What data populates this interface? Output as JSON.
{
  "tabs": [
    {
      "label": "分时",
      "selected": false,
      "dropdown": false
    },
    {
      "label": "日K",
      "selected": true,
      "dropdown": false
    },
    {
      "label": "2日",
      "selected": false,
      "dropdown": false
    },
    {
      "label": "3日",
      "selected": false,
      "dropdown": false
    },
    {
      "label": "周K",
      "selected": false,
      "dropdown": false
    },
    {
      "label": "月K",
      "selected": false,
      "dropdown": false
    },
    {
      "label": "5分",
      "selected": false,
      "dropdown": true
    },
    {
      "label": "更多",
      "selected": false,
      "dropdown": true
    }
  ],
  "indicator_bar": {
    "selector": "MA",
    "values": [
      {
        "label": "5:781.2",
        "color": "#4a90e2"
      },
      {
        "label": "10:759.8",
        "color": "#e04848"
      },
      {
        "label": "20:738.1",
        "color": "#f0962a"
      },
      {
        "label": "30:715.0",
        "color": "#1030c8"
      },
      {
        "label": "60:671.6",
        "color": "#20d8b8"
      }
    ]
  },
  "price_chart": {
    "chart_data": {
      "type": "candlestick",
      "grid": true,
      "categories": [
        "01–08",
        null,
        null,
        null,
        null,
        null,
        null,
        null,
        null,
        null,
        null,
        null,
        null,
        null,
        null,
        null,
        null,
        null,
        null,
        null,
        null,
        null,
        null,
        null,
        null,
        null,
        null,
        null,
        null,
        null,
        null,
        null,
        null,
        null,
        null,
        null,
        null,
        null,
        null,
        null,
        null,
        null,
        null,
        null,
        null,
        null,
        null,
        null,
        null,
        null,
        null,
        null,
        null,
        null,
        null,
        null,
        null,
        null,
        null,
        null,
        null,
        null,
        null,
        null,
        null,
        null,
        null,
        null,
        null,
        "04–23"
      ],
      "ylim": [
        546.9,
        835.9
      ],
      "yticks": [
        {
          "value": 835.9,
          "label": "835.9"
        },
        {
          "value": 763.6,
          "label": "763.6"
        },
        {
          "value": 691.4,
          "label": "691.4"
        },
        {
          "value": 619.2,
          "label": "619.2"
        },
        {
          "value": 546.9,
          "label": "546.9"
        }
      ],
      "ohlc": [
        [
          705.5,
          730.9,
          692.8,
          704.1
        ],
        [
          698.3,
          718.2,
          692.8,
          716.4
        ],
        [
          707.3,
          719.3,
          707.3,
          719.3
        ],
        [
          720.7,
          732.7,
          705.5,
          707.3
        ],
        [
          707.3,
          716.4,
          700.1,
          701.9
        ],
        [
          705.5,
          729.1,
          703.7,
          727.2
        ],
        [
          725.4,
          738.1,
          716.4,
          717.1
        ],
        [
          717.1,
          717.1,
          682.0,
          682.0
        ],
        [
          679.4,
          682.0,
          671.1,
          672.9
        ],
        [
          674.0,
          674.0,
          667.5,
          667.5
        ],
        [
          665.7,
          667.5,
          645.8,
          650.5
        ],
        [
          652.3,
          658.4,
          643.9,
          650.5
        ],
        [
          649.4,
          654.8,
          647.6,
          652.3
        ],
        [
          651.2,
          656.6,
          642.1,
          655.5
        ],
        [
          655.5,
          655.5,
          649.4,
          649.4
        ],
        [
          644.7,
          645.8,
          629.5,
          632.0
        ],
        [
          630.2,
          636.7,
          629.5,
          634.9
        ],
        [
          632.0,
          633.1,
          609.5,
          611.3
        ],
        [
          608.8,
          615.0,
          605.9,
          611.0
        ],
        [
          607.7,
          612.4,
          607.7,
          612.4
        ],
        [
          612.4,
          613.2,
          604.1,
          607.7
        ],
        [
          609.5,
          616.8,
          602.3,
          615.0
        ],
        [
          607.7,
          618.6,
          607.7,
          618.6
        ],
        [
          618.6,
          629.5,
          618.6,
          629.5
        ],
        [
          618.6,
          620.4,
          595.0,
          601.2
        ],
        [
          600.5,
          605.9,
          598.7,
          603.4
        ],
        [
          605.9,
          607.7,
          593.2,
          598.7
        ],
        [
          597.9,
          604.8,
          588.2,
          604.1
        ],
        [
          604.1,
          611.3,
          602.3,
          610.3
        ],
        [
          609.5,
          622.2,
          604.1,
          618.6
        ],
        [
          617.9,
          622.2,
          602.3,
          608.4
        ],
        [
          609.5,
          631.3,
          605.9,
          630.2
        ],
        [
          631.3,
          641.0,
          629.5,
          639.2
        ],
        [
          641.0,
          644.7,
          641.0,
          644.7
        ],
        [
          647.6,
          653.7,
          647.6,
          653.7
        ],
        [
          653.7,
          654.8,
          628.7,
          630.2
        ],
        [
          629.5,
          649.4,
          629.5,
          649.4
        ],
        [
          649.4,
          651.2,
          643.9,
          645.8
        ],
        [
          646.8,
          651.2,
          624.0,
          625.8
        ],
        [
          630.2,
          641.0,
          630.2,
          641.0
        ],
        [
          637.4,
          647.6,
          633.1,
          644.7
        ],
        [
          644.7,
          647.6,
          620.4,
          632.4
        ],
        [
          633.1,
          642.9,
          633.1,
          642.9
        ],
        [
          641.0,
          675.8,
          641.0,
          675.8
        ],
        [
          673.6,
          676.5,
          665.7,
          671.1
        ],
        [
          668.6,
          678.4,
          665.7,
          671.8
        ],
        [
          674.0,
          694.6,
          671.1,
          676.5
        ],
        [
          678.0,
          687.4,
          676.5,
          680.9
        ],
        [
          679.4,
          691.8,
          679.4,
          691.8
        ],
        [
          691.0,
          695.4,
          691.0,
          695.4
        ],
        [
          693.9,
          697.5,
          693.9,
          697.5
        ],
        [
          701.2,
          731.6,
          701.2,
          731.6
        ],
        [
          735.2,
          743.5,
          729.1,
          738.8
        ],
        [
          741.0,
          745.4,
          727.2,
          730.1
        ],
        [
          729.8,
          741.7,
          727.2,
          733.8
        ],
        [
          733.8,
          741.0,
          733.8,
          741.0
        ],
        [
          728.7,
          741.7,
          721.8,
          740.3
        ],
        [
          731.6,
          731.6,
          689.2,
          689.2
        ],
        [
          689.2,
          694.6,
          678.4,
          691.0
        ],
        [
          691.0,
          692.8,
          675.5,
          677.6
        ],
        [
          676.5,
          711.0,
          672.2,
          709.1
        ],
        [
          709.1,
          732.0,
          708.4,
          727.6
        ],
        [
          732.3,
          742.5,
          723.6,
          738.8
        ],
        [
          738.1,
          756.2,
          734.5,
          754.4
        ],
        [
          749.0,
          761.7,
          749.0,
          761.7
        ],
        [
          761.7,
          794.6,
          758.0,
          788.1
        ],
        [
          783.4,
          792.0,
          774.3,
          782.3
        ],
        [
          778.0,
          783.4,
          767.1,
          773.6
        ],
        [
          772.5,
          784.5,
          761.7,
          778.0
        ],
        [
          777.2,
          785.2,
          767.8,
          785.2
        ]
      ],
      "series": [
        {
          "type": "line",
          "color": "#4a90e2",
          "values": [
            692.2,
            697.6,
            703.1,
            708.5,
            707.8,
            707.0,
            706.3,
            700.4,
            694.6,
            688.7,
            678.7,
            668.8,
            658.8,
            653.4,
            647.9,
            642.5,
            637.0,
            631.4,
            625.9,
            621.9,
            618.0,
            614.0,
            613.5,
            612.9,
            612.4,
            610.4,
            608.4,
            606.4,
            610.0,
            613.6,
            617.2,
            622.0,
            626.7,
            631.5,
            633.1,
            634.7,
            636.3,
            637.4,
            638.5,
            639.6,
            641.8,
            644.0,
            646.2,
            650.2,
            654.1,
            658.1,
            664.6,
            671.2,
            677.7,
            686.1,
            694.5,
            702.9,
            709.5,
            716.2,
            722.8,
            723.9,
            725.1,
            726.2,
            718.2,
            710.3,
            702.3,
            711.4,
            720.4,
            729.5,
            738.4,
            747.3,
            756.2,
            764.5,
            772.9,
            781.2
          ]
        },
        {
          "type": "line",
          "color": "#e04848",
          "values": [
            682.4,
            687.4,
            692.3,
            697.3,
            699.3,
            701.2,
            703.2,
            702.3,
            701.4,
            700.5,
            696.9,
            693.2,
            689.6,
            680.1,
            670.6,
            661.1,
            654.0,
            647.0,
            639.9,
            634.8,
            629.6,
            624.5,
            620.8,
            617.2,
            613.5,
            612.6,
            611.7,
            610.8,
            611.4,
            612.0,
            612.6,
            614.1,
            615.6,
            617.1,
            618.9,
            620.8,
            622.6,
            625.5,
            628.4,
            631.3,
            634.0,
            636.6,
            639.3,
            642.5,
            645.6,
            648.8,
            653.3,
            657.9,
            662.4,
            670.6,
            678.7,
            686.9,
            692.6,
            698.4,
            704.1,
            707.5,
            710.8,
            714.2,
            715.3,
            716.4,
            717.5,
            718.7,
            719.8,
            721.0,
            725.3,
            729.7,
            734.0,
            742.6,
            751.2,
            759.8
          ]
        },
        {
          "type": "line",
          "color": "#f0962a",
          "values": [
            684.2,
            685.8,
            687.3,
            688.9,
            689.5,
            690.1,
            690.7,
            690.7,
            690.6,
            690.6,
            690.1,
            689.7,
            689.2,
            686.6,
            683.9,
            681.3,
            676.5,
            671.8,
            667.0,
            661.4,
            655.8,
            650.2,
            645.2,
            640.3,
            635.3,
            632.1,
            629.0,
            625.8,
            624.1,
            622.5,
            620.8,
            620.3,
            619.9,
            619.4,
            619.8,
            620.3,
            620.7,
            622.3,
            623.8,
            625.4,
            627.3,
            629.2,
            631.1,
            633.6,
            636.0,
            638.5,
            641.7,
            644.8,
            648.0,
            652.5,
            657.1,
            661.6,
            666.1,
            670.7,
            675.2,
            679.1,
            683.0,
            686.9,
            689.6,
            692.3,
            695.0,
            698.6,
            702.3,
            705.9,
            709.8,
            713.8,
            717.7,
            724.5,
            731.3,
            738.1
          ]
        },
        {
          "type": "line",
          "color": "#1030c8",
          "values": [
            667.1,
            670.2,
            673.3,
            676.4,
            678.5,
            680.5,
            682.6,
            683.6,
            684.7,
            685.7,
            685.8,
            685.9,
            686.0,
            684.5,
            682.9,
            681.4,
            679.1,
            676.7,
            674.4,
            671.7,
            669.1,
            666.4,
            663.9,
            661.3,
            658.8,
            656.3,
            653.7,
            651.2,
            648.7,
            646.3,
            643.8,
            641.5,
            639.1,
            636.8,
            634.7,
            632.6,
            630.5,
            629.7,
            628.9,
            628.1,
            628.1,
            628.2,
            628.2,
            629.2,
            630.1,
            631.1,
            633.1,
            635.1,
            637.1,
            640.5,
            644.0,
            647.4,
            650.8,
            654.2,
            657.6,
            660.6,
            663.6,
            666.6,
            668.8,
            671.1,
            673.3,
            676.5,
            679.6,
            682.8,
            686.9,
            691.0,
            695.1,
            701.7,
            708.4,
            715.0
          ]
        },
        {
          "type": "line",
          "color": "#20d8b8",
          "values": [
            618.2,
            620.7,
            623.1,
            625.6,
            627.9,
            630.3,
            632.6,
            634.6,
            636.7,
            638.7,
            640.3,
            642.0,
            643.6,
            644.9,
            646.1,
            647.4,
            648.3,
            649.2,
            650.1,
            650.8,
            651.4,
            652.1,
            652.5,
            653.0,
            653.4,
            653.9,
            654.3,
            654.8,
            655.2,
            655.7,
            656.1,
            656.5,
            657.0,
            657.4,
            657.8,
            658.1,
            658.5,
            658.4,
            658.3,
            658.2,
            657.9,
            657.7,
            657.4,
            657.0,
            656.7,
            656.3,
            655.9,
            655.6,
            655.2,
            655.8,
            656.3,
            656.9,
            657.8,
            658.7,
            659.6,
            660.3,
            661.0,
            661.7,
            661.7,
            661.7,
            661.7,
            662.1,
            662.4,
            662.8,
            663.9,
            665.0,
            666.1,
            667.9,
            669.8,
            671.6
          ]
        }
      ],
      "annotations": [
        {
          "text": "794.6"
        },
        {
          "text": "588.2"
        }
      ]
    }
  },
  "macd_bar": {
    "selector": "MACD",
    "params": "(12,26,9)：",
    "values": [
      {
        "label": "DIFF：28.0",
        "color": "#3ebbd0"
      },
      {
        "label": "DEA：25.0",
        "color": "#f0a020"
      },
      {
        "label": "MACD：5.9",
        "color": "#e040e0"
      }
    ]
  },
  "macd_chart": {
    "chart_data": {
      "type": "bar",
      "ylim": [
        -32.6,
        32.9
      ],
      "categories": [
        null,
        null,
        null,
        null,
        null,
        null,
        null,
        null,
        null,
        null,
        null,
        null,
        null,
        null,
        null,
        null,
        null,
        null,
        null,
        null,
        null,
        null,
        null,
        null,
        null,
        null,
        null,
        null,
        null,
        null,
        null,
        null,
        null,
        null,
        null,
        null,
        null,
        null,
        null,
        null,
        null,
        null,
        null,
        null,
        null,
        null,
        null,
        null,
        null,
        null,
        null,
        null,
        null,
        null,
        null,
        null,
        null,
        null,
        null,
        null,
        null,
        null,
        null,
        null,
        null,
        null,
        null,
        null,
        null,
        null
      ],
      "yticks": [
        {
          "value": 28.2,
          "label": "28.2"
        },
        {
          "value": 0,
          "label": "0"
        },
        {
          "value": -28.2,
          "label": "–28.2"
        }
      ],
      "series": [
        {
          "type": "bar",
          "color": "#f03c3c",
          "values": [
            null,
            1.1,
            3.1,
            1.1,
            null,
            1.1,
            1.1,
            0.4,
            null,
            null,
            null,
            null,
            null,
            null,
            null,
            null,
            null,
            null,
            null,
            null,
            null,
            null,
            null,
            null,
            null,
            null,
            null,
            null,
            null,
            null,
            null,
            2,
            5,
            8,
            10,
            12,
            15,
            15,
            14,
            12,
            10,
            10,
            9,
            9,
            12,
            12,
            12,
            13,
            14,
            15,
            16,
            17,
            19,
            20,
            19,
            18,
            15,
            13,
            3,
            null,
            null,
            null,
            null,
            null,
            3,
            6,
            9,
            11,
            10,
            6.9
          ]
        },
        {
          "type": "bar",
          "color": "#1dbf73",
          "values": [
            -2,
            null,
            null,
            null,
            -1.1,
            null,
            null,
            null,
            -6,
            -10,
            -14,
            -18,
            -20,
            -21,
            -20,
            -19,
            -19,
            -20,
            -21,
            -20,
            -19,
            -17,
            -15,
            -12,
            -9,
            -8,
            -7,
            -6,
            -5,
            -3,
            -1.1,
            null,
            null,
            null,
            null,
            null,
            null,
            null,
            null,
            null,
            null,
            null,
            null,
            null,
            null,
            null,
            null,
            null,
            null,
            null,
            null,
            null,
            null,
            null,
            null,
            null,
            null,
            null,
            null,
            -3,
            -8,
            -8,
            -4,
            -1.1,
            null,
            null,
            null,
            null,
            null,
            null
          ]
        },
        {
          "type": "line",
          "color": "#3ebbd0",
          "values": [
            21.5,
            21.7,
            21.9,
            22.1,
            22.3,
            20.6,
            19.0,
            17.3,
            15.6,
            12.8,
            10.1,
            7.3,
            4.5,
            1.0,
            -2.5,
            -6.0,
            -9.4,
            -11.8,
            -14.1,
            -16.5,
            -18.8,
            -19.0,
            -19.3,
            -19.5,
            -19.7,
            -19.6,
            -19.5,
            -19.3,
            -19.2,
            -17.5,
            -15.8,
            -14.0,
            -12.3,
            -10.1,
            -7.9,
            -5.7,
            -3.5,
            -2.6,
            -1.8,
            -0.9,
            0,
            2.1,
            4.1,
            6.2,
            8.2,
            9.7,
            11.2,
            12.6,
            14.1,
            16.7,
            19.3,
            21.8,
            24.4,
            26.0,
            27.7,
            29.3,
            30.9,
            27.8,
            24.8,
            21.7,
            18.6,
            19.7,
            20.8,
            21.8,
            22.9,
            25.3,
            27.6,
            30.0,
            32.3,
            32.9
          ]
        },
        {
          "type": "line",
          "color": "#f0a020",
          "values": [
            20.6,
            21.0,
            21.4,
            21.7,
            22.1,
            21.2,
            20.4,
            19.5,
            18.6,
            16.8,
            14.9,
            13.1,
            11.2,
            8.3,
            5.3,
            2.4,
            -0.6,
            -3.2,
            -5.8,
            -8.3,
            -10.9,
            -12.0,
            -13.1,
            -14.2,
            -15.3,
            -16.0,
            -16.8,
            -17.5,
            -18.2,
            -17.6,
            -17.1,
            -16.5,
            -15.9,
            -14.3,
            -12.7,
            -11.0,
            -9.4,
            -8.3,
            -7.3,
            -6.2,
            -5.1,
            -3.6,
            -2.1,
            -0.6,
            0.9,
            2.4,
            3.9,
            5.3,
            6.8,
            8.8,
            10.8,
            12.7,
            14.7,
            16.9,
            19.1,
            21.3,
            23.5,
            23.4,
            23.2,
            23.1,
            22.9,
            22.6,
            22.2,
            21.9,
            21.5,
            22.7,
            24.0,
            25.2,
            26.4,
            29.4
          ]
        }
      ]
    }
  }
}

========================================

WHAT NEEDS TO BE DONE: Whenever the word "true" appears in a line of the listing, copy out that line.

PROBLEM SOLUTION:
      "selected": true,
      "dropdown": true
      "dropdown": true
      "grid": true,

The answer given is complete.